The horse in the Horse Dissection Clinic we attended in May was an eventer. She was 30 years old when she died and had not been ridden for the past 15 years. She had damage to her left front shoulder cartilage, side bone and ring bone on her left front foot. The ring bone and side bone was likely caused by compensating for the painful shoulder damaged by the saddle over 15 years ago.
In this video Dr. Ruddock explains her theory on how big shoulders in front of big shoulder holes are developed and how a saddle damages the cartilage.
Here is the enewsletter about the Horse Dissection Clinic if you missed it.
As many of you know, we are struggling here with the hay harvest while both of our regular work schedules continue to be very busy. The Princess Pistol Annie continues to be a sponge for my time and is growing into a beautiful young lady. Well, young lady is thinking positive. She is a pistol! The good news is, I have squeezed in some western dressage with Nicholas and some good quality Grandma time with Gentry.
As always, thank you for reading the enewsletters, sharing it with your friends and for all the testimonials and referrals. I sincerely appreciate each and every one.
TTYS & God Bless!
Terry Peiper, CSE
Saddlefit 4 Life Certified Saddle Ergonomist
Fit Right Saddle Solutions
Buck N Horse Hollow
6 Buck Dr.
Carlisle PA 17015
Terry Peiper has been "Helping Horses With Their People" in south central PA for over 35 years by training horses and riders. In addition to being an accredited Richard Shrake Resistance Free ® Trainer/Instructor, she is certified by the American Riding Instructors Association (ARIA) and the International Society of Rider Biomechanics. She has more than 45 years horse showing experience in several different disciplines, as well as several years of fox hunting and open show judging experience. You could say she has been there and done that.
Studying saddle ergonomics started out as just another way for Terry to help her students however, it quickly took over her life when she discovered that her own horse, Easy had a condition called kissing spine which was likely caused by many years of riding in poor fitting saddles. “I can’t go back and undo what I have done but I can spread the word about proper saddle fit to prevent other horses from needless suffering” says Terry.
Recognizing the huge need for proper saddle fit, Terry joined the Saddlefit 4 Life professionals and started the FIT RIGHT SADDLE SOLUTIONS. She passionately pursues her mission to educate as many riders as possible of the importance of proper saddle fit, how it affects the horse’s performance, behavior and ultimately the health of horse and rider.
For riders searching for solutions, she proudly offers Thin Line shimmable saddle pads, Schleese dressage and hunt seat saddles and Specialized endurance, trail and western saddles. All the saddles can be adapted to fit the horse as it develops or fitted to another horse by changing the tree width, angle and horizontal panel contact. Terry recommends saddle fit evaluations every 6 months.

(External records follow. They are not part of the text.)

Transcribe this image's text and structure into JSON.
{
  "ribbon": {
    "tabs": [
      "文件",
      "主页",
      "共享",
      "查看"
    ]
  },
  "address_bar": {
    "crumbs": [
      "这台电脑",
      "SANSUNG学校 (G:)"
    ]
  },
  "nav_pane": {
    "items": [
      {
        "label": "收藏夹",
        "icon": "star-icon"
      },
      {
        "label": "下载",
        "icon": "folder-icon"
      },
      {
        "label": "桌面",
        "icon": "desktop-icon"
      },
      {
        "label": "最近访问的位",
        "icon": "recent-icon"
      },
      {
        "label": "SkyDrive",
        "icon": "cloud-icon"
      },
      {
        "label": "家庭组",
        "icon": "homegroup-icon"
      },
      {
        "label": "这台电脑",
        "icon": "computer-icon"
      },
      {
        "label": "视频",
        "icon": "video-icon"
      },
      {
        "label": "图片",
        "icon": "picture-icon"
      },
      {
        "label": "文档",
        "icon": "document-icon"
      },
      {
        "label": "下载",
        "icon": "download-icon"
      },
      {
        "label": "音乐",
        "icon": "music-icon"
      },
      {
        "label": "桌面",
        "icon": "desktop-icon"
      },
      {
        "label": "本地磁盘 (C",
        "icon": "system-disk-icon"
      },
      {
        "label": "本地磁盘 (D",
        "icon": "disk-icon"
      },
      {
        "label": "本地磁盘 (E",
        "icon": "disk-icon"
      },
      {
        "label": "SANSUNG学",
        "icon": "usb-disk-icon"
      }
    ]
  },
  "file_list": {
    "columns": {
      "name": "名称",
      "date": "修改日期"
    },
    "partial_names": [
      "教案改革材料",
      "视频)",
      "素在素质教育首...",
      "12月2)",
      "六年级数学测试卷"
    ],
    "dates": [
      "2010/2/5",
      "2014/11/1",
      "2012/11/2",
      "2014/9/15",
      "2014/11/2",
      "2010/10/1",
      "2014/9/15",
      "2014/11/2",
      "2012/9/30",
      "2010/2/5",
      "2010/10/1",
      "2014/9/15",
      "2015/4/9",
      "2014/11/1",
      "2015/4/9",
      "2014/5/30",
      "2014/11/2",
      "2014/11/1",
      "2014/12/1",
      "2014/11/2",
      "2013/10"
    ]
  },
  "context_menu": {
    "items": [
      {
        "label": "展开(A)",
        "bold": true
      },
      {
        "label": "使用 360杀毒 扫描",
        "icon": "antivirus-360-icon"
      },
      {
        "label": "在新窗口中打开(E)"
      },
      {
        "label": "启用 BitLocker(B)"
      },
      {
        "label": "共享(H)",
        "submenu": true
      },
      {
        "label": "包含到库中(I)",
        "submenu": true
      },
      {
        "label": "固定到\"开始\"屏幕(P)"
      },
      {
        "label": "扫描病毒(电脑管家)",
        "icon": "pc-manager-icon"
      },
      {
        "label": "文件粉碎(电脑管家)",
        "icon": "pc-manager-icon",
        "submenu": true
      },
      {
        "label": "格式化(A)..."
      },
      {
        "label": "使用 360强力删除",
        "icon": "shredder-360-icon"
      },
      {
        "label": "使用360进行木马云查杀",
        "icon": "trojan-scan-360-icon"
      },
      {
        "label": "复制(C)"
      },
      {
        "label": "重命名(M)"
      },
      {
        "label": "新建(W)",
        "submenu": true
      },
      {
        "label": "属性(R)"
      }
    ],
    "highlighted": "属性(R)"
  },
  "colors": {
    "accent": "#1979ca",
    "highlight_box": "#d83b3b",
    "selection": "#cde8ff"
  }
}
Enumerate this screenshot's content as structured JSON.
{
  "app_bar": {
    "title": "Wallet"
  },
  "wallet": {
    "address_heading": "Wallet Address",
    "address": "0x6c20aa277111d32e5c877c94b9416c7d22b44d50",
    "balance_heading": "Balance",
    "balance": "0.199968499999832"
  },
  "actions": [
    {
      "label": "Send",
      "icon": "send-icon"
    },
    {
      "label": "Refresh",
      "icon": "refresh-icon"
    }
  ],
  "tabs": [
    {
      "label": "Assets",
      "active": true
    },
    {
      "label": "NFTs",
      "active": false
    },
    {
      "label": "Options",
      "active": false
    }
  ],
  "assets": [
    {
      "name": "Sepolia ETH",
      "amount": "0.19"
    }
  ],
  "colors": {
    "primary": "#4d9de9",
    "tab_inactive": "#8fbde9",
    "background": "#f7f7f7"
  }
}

Saddle fit evaluations/consultations, lectures, adjustable saddle sales/service and riding lessons are available at Buck N Horse Hollow in Carlisle PA or within a 120 mile radius (south central Pennsylvania and northern Maryland areas)